Pull every line of the entries that has the word "Enter".

-------

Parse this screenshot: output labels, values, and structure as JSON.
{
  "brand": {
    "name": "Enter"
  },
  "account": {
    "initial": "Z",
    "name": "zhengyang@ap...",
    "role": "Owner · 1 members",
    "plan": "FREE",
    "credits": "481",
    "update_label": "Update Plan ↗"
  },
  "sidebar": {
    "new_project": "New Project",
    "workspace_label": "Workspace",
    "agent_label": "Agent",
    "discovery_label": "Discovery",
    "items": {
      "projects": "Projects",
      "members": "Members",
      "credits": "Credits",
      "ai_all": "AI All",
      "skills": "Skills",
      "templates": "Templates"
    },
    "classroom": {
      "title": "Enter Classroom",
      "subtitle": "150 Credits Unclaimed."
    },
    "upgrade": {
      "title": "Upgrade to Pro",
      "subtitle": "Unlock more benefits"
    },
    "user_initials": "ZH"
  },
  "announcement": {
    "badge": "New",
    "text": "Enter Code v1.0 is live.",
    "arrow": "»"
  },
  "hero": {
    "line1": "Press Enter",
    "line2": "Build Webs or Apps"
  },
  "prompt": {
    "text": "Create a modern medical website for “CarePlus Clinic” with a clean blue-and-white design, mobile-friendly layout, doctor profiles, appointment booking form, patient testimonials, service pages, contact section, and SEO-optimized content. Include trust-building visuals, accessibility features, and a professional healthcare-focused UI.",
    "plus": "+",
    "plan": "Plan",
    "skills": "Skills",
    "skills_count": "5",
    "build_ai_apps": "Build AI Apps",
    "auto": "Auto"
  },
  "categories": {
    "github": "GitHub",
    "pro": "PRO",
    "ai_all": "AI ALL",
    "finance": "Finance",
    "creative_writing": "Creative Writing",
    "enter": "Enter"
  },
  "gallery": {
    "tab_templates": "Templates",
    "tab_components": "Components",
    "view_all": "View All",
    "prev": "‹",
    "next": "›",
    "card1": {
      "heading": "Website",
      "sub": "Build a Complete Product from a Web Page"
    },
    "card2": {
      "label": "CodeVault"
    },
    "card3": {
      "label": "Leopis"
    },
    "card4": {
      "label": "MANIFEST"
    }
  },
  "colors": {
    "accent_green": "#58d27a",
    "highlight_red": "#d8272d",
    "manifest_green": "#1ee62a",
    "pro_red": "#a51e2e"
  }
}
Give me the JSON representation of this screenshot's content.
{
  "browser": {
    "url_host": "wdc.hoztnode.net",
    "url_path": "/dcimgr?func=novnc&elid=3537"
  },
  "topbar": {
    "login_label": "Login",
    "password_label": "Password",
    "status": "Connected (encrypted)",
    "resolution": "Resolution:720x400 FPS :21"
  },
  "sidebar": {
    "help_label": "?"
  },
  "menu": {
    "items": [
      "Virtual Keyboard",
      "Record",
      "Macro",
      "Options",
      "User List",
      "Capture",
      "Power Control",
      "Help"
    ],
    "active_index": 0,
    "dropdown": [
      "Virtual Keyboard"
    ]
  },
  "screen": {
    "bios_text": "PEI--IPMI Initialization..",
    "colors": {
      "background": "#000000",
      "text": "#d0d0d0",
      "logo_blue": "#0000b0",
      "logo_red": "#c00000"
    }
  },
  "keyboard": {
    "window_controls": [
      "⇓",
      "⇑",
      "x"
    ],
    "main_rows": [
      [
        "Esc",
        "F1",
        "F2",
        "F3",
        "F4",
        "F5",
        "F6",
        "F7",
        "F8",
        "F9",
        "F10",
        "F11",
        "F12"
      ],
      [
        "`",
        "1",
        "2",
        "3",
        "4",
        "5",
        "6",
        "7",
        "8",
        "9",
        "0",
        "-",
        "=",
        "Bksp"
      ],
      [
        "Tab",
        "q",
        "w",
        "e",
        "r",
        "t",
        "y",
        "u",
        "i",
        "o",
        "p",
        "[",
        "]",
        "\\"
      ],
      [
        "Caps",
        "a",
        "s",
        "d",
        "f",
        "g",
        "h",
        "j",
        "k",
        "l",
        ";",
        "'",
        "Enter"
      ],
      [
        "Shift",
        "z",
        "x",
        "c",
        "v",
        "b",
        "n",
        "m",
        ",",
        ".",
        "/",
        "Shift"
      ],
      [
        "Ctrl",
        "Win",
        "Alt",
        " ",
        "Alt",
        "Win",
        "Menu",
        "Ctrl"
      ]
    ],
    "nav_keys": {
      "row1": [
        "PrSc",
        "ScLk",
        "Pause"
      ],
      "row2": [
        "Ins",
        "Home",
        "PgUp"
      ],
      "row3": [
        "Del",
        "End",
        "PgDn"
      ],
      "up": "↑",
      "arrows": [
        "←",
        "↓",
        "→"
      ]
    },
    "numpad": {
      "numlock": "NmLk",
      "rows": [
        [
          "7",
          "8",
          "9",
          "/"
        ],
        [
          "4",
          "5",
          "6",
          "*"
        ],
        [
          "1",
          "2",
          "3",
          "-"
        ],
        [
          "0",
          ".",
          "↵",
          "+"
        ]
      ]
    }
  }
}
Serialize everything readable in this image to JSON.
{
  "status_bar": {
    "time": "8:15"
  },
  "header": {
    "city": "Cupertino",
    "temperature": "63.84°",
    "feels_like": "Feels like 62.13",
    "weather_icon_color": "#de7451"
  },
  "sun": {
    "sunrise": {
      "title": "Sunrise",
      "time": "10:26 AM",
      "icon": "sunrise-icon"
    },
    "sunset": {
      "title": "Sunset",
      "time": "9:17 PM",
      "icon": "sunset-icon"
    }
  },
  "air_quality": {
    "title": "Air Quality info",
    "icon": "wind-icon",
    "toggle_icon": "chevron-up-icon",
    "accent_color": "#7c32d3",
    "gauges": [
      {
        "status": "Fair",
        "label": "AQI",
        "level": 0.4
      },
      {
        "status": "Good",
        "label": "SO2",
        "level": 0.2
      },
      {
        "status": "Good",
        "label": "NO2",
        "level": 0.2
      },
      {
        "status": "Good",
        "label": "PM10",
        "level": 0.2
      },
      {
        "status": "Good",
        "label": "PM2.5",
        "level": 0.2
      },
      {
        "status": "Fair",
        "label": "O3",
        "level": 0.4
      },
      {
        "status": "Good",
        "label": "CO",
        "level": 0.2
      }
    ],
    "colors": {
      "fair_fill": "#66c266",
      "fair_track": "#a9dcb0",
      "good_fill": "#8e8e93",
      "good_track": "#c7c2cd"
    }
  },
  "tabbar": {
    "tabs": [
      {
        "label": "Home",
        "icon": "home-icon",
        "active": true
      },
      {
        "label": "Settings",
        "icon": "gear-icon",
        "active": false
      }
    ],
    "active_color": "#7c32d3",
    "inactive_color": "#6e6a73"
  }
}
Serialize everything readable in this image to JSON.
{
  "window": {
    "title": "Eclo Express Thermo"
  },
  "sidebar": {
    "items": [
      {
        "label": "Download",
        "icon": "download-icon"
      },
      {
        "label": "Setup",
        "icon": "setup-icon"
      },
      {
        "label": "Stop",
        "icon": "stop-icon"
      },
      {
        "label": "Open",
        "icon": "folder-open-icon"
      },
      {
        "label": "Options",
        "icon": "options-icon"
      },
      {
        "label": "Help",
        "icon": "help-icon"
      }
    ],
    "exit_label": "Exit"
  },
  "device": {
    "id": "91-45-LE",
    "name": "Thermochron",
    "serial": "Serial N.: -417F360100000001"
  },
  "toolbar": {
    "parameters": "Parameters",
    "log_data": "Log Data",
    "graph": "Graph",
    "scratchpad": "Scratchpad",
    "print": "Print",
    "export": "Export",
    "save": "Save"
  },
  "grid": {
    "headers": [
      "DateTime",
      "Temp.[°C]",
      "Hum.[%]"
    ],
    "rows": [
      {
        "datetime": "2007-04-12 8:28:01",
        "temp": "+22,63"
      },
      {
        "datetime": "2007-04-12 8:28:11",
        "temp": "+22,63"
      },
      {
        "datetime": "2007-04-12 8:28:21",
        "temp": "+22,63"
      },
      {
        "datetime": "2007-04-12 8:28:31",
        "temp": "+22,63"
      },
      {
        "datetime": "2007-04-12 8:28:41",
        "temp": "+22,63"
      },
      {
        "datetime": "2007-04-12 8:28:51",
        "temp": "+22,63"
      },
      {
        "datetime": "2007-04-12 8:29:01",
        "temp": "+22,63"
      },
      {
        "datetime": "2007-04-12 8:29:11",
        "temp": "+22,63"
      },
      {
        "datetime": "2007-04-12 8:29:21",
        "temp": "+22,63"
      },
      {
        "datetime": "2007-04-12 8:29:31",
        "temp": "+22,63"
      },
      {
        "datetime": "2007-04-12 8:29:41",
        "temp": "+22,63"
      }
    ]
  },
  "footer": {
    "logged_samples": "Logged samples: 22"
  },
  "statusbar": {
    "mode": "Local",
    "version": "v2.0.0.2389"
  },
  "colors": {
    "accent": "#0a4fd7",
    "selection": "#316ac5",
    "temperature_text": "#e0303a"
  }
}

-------

*OUTPUT OF THE TASK:*
    "name": "Enter"
      "title": "Enter Classroom",
    "text": "Enter Code v1.0 is live.",
    "line1": "Press Enter",
    "enter": "Enter"
        "Enter"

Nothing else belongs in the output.